Dataset entries Start Marker

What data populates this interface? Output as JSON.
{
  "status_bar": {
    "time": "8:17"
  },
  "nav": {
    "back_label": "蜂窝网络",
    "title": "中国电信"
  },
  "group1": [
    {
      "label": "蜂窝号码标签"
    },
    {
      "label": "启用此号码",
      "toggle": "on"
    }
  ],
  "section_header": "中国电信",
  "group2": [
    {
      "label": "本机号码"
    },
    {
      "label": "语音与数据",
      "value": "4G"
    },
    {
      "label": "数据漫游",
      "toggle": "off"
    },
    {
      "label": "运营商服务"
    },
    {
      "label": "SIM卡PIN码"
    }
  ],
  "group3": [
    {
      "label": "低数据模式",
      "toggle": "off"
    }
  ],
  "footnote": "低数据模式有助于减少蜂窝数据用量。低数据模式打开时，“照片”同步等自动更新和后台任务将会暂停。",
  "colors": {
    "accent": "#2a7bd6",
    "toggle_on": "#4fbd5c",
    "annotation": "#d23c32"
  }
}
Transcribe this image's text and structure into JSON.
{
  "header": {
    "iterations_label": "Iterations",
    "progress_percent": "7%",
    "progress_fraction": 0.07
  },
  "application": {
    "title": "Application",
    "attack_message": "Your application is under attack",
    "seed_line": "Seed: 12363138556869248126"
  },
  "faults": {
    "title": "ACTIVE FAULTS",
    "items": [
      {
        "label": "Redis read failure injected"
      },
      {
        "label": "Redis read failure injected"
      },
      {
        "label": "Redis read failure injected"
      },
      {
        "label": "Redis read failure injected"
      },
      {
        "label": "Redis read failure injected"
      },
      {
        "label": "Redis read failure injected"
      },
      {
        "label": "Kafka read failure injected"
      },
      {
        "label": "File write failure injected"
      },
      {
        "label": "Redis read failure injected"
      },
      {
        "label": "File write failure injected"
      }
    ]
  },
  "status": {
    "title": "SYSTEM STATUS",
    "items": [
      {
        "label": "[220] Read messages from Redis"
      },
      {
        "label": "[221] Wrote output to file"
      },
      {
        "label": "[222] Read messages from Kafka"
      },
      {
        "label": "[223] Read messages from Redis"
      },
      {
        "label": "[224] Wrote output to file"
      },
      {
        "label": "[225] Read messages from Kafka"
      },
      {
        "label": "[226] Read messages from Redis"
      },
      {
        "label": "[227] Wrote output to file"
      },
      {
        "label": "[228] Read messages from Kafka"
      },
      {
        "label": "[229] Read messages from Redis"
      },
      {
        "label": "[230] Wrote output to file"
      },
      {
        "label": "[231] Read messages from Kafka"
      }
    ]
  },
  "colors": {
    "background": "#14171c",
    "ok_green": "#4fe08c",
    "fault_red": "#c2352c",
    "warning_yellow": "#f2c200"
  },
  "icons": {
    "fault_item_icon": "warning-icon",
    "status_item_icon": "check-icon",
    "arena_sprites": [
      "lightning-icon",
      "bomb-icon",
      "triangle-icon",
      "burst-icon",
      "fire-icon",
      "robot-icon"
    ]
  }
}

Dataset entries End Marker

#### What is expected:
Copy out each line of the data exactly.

#### Exercise response:
What data populates this interface? Output as JSON.
{
  "status_bar": {
    "time": "8:17"
  },
  "nav": {
    "back_label": "蜂窝网络",
    "title": "中国电信"
  },
  "group1": [
    {
      "label": "蜂窝号码标签"
    },
    {
      "label": "启用此号码",
      "toggle": "on"
    }
  ],
  "section_header": "中国电信",
  "group2": [
    {
      "label": "本机号码"
    },
    {
      "label": "语音与数据",
      "value": "4G"
    },
    {
      "label": "数据漫游",
      "toggle": "off"
    },
    {
      "label": "运营商服务"
    },
    {
      "label": "SIM卡PIN码"
    }
  ],
  "group3": [
    {
      "label": "低数据模式",
      "toggle": "off"
    }
  ],
  "footnote": "低数据模式有助于减少蜂窝数据用量。低数据模式打开时，“照片”同步等自动更新和后台任务将会暂停。",
  "colors": {
    "accent": "#2a7bd6",
    "toggle_on": "#4fbd5c",
    "annotation": "#d23c32"
  }
}
Transcribe this image's text and structure into JSON.
{
  "header": {
    "iterations_label": "Iterations",
    "progress_percent": "7%",
    "progress_fraction": 0.07
  },
  "application": {
    "title": "Application",
    "attack_message": "Your application is under attack",
    "seed_line": "Seed: 12363138556869248126"
  },
  "faults": {
    "title": "ACTIVE FAULTS",
    "items": [
      {
        "label": "Redis read failure injected"
      },
      {
        "label": "Redis read failure injected"
      },
      {
        "label": "Redis read failure injected"
      },
      {
        "label": "Redis read failure injected"
      },
      {
        "label": "Redis read failure injected"
      },
      {
        "label": "Redis read failure injected"
      },
      {
        "label": "Kafka read failure injected"
      },
      {
        "label": "File write failure injected"
      },
      {
        "label": "Redis read failure injected"
      },
      {
        "label": "File write failure injected"
      }
    ]
  },
  "status": {
    "title": "SYSTEM STATUS",
    "items": [
      {
        "label": "[220] Read messages from Redis"
      },
      {
        "label": "[221] Wrote output to file"
      },
      {
        "label": "[222] Read messages from Kafka"
      },
      {
        "label": "[223] Read messages from Redis"
      },
      {
        "label": "[224] Wrote output to file"
      },
      {
        "label": "[225] Read messages from Kafka"
      },
      {
        "label": "[226] Read messages from Redis"
      },
      {
        "label": "[227] Wrote output to file"
      },
      {
        "label": "[228] Read messages from Kafka"
      },
      {
        "label": "[229] Read messages from Redis"
      },
      {
        "label": "[230] Wrote output to file"
      },
      {
        "label": "[231] Read messages from Kafka"
      }
    ]
  },
  "colors": {
    "background": "#14171c",
    "ok_green": "#4fe08c",
    "fault_red": "#c2352c",
    "warning_yellow": "#f2c200"
  },
  "icons": {
    "fault_item_icon": "warning-icon",
    "status_item_icon": "check-icon",
    "arena_sprites": [
      "lightning-icon",
      "bomb-icon",
      "triangle-icon",
      "burst-icon",
      "fire-icon",
      "robot-icon"
    ]
  }
}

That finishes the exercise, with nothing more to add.